Andrew Fish  28:36  

The other shoe will drop. 


Ken Entenmann  28:37  

But I think we're in a position where we're far we have most of the big risks are either contained or understood. And that historically is a good, good place to be.


Andrew Fish  28:49  

Great. That's a great place for us to in this update in this quarterly insight. And I look forward to reconvening Ken three months from now as we look at what happened during the third quarter and what's ahead for the rest of the year and really enjoyed these conversations and looking forward to the next one.


Ken Entenmann  29:04  

Well, thanks for having me, all of us at NBT love our partnership with CenterState. And it's great to be here and I'm looking forward for for the three month window to go. It goes by fast. So looking forward to it. Thanks for having me.


Andrew Fish  29:15  

Thanks, Ken. Market Insights, a special series of Talk CNY, is available on and all major podcast platforms. You can join a discussion about this episode on Click where you can ask questions about this topic or find additional resources. In click. You can also listen or watch every episode and the Talk CNY series. Click is CenterState CEO's interactive digital chamber solution where our members connect, learn and receive staff support.
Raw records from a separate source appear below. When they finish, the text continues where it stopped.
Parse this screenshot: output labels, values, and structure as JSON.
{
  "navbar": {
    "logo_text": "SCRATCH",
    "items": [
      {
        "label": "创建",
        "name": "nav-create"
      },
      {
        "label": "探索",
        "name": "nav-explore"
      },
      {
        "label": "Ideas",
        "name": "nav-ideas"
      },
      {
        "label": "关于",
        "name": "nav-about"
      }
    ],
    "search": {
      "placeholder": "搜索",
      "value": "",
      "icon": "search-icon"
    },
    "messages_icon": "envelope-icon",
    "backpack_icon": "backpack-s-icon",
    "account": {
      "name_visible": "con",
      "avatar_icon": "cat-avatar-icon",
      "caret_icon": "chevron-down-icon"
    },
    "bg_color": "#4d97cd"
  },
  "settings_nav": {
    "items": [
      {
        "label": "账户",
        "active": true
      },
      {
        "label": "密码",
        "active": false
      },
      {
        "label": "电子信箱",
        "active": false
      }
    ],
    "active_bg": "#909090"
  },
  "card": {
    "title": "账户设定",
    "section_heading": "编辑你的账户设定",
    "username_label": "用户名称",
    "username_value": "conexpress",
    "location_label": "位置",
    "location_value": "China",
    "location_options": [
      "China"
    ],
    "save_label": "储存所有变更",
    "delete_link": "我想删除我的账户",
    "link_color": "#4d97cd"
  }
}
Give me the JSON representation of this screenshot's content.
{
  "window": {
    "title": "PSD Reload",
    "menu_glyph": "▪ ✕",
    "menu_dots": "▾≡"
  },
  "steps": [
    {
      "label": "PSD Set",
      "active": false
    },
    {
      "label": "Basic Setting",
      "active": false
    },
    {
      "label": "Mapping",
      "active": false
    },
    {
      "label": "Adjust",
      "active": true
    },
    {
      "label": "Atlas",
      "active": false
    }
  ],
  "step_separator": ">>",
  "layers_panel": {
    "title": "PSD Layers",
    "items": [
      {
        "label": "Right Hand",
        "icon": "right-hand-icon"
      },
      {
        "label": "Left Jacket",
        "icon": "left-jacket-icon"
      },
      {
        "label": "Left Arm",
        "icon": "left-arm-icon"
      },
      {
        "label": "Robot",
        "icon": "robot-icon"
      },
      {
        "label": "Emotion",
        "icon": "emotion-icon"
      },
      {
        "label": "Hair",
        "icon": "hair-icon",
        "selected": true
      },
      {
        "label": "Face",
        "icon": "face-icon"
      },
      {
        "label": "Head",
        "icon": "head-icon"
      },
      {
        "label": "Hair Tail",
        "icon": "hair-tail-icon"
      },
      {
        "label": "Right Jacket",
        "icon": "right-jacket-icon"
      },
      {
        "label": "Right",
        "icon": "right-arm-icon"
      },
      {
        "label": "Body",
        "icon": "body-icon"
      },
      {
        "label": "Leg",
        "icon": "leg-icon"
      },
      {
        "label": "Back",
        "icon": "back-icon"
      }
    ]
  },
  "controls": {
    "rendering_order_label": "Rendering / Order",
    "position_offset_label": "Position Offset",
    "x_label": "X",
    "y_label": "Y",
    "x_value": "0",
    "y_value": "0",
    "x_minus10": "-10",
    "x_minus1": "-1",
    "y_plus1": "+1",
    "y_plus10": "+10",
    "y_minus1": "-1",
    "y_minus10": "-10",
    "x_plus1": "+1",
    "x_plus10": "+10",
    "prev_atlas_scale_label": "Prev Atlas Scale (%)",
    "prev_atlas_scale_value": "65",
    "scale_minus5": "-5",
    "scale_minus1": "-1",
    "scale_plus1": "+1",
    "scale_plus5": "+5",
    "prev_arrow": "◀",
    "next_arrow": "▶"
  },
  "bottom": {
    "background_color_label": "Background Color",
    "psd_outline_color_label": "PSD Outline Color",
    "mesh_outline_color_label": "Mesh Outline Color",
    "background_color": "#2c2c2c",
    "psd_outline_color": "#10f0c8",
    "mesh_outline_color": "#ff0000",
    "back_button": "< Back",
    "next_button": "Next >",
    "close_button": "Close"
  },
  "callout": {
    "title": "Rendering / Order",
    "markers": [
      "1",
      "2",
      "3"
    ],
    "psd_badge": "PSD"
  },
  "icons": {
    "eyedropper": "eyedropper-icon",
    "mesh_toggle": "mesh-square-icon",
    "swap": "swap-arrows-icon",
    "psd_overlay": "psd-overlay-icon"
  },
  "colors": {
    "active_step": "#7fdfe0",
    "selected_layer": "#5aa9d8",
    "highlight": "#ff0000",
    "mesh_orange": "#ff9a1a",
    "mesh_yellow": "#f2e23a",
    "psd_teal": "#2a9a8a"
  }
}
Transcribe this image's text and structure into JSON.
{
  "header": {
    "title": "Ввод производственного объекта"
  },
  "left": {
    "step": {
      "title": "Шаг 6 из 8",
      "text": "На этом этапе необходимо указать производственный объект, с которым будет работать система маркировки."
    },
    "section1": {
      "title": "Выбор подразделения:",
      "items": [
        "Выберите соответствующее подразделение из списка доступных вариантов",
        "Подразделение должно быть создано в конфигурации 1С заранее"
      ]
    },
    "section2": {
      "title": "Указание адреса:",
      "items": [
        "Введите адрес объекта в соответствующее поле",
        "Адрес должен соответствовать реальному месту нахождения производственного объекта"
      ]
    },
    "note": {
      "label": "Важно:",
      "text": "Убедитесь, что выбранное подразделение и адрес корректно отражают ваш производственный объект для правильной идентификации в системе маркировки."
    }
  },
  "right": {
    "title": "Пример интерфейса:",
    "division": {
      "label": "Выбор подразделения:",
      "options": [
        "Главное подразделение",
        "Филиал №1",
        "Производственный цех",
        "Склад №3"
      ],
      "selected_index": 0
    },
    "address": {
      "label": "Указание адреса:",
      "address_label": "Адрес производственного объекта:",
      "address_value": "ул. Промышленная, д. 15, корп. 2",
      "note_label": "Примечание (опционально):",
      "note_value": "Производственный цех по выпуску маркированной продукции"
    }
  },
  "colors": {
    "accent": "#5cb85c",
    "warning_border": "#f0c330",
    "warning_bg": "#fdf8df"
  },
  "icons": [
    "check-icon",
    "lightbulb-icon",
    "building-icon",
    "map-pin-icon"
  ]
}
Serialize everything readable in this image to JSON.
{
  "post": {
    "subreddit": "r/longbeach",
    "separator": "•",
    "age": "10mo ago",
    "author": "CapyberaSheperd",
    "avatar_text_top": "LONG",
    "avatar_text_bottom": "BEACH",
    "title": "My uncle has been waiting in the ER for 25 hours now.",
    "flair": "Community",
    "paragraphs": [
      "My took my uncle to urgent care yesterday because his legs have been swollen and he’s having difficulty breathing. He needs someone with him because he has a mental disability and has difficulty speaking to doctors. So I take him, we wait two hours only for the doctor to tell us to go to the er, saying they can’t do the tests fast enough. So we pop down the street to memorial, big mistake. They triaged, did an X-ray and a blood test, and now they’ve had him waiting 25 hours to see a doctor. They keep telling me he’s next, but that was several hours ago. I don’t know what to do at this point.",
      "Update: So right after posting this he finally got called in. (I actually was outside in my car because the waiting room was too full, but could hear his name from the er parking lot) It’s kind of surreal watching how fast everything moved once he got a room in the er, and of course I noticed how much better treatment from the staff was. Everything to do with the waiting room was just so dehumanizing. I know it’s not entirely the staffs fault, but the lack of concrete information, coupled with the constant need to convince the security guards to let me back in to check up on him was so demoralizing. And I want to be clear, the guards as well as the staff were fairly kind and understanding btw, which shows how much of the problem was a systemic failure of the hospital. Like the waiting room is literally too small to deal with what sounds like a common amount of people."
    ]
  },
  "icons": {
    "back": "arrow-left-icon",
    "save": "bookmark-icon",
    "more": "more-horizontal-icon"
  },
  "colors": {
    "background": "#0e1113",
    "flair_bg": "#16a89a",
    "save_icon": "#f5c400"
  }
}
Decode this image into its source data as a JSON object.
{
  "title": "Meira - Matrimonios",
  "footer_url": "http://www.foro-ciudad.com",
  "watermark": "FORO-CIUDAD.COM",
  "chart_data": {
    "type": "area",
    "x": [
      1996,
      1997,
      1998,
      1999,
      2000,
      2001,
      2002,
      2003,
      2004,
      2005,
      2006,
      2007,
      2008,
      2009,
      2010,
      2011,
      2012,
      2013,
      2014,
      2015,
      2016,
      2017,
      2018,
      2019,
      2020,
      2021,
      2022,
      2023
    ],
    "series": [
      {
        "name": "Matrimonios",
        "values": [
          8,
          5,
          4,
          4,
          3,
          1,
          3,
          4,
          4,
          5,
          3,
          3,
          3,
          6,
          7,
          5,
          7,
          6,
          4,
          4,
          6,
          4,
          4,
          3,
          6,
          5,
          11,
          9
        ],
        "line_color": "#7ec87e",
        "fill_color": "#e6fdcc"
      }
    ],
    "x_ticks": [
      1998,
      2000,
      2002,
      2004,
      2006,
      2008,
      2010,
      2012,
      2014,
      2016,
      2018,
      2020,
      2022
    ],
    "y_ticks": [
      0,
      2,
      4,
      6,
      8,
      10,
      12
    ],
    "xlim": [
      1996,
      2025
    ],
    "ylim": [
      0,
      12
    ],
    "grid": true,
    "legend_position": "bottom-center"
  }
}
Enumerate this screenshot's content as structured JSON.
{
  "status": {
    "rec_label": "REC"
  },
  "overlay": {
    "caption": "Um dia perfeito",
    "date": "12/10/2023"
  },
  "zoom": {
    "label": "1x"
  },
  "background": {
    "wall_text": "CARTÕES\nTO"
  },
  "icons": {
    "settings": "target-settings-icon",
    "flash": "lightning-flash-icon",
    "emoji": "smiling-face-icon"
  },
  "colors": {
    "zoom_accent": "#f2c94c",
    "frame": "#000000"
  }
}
Go ahead and subscribe right now in your listening app and turn on your notifications. Thank you again to Talk CNY's presenting sponsor, NBT Bank.